Australia and New Zealand
Home Fronts & Occupied Territories in World War II
With the entry of Japan into the war there was a real fear and the threat of an invasion to Australia. During 1942, civilians were evacuated south in Western Australia, Queensland and the Northern Territory and Australians were put under greater government controls than at any time since the convict era. There have never been such controls since that time.
This sense of fear and uncertainty of victory had diminished by 1943, but the war still remained to be won right up until 1945. This perception of the seriousness of the war meant that most people shared the same sense of priorities about the war, which in turn created a united approach.
The Italians were the largest non-British group in Australia. When Italy entered the war in June 1940, a number of these were interned, and many suffered assaults and harassment. The strongest reaction was in Queensland, which had the largest population of Italians, and where people were also more vulnerable to an invasion.
However, as labour became scarce, and as Italian military involvement collapsed during the war, many internees were freed to work on civilian labour schemes. Many Italian prisoners of war also were released to work on farms.
In March 1942, after the defeat of the Netherlands East Indies, Japan's southward advance began to lose strength, easing fears of an imminent invasion of Australia. The threat of invasion receded further as the Allies won a series of decisive battles: in the Coral Sea, at Midway, on Imita Ridge and the Kokoda Trail, and at Milne Bay and Buna.

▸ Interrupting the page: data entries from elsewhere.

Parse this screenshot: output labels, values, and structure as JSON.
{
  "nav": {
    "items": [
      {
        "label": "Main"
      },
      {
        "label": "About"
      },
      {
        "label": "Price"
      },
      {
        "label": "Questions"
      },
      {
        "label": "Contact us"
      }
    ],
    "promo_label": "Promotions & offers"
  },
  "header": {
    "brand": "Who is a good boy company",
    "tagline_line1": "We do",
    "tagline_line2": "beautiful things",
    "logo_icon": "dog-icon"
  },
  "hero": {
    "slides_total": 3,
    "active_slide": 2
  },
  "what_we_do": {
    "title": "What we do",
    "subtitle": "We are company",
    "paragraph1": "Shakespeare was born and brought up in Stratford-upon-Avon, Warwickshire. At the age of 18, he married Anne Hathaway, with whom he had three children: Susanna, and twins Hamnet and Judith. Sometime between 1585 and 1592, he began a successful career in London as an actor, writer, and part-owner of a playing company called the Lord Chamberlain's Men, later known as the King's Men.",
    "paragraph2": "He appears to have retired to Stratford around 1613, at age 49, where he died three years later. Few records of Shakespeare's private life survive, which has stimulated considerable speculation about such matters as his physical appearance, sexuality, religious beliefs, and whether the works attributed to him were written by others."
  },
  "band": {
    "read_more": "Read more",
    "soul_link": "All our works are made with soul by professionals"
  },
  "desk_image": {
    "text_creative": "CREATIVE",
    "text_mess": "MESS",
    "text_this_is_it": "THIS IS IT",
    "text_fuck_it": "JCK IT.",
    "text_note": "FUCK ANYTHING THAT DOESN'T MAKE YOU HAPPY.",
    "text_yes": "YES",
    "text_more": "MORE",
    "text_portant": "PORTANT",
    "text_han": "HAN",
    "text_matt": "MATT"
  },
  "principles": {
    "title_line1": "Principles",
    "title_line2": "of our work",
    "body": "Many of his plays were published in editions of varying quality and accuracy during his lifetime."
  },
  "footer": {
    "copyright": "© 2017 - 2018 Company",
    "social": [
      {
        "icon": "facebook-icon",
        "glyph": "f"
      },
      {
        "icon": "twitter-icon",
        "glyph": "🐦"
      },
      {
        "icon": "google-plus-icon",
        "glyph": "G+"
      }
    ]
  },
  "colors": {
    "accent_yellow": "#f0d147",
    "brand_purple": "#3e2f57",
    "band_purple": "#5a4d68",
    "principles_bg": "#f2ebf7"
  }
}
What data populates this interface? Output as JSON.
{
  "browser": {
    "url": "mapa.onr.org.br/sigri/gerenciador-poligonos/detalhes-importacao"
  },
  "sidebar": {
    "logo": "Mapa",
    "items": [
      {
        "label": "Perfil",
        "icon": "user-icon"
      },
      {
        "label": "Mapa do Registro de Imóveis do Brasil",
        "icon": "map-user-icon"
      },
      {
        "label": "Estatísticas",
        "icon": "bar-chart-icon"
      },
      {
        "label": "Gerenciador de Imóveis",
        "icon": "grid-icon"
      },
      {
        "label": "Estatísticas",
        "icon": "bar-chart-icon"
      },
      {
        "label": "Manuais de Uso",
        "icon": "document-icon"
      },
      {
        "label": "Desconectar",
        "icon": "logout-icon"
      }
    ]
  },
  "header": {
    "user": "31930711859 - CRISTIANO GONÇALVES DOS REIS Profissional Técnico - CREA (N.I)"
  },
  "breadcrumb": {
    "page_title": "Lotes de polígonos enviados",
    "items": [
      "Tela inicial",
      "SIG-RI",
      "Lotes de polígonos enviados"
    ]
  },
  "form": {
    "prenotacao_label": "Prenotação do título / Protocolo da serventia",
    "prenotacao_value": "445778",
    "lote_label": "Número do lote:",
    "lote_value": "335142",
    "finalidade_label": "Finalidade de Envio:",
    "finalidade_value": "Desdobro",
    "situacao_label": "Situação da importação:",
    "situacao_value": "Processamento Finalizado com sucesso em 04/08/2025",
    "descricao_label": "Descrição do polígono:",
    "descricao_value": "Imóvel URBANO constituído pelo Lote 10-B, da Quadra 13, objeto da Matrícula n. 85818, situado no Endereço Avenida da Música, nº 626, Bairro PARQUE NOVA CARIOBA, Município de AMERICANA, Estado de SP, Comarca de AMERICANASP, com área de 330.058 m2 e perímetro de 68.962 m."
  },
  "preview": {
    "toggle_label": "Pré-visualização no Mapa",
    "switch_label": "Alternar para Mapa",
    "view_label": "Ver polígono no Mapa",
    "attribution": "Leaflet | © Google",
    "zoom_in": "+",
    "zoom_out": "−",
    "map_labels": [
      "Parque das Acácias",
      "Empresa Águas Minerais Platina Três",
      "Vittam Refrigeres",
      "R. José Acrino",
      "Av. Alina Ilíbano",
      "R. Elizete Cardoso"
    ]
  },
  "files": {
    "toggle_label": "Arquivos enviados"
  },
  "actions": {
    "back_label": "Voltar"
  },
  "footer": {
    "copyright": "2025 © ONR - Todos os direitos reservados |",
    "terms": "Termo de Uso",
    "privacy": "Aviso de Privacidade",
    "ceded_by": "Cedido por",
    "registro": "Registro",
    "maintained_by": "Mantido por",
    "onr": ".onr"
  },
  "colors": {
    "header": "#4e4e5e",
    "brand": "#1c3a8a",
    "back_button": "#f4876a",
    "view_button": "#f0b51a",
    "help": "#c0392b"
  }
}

Because it would be difficult to illustrate occupied territories as a whole, seeing that there were not many, the essay will instead be focused on specifically the Christmas Island, Australia occupation by the Japanese.